[[ Input, beginning ]]

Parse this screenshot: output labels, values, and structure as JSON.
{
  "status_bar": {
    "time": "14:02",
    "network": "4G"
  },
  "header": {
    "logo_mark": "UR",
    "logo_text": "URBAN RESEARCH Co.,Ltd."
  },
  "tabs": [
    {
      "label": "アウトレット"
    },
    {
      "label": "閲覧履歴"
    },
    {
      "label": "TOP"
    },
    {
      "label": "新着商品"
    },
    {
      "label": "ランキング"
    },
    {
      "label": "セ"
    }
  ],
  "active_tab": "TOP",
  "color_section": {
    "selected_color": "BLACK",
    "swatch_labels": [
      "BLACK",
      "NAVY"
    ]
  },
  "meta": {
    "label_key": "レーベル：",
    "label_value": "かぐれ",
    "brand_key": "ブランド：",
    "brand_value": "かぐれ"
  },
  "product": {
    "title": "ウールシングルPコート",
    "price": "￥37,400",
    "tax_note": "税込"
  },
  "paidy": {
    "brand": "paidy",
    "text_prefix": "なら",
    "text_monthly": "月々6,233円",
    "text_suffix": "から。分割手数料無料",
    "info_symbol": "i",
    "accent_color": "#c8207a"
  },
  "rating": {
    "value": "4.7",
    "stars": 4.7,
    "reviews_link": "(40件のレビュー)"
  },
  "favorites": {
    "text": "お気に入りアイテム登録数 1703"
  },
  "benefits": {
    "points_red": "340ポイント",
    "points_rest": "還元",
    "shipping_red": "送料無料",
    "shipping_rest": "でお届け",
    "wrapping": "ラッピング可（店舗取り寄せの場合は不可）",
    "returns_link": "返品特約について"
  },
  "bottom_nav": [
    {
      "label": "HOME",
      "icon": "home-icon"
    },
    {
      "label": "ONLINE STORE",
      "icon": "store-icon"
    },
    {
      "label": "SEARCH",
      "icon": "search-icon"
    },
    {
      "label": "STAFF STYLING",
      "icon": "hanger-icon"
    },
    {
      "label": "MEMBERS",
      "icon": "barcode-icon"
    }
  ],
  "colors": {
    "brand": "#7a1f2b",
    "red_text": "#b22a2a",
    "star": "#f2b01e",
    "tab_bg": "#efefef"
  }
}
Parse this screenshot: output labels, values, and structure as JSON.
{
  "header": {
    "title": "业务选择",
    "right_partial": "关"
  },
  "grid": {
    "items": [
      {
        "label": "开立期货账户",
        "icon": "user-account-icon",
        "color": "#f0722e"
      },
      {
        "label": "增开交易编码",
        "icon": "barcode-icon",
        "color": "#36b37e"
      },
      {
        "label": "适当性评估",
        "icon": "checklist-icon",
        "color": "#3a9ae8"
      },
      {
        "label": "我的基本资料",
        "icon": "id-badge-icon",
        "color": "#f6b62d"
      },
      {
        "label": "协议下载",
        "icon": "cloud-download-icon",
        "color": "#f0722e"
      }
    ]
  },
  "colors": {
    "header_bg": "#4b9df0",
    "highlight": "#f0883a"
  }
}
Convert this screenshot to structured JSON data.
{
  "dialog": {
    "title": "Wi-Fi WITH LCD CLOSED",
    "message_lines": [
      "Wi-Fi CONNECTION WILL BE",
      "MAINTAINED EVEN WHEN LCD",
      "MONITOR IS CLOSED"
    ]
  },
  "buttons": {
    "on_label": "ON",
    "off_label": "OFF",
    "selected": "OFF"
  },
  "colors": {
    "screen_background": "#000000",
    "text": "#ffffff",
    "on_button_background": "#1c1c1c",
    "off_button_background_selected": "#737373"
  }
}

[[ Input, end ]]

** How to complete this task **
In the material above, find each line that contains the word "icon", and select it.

** Written response **
      "icon": "home-icon"
      "icon": "store-icon"
      "icon": "search-icon"
      "icon": "hanger-icon"
      "icon": "barcode-icon"
        "icon": "user-account-icon",
        "icon": "barcode-icon",
        "icon": "checklist-icon",
        "icon": "id-badge-icon",
        "icon": "cloud-download-icon",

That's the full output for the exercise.